>>>>

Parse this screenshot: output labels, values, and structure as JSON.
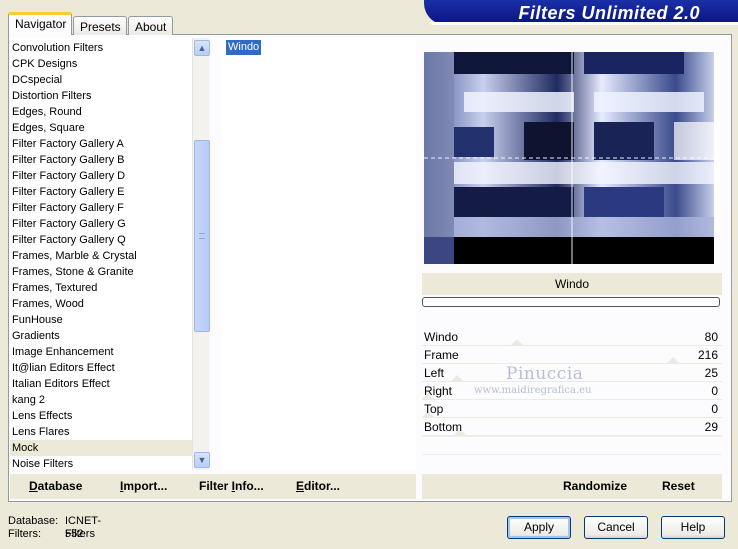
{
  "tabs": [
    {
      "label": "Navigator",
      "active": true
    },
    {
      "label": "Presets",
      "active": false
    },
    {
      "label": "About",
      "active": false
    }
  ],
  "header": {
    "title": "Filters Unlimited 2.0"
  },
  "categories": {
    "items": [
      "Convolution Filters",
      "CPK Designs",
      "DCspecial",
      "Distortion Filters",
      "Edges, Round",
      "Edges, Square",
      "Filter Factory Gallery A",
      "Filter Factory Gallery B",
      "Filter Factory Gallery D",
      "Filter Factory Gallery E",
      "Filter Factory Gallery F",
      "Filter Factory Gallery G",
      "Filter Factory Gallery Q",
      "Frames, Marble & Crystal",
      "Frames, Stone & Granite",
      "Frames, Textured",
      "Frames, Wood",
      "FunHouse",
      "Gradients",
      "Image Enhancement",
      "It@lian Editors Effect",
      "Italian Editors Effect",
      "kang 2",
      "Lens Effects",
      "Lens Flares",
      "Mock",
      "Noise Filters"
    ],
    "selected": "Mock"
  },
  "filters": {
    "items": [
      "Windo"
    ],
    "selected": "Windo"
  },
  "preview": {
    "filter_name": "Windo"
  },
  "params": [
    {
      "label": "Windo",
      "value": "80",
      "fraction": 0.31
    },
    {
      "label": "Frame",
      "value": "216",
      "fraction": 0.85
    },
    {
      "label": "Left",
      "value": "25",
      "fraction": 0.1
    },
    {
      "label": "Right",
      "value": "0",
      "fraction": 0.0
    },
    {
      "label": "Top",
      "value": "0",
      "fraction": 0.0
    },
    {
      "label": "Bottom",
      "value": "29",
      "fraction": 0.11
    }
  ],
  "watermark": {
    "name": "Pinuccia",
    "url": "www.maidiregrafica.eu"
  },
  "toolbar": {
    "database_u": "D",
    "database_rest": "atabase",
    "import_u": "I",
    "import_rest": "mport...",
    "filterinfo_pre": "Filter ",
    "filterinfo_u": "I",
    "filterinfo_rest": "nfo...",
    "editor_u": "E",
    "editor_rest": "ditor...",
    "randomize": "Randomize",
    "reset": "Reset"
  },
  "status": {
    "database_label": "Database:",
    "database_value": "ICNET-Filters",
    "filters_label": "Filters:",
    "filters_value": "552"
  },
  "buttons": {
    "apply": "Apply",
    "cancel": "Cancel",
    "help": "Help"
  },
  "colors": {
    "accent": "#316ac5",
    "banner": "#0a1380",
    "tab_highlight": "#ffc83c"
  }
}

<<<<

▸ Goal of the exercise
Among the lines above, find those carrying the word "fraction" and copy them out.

▸ Written answer
      "fraction": 0.31
      "fraction": 0.85
      "fraction": 0.1
      "fraction": 0.0
      "fraction": 0.0
      "fraction": 0.11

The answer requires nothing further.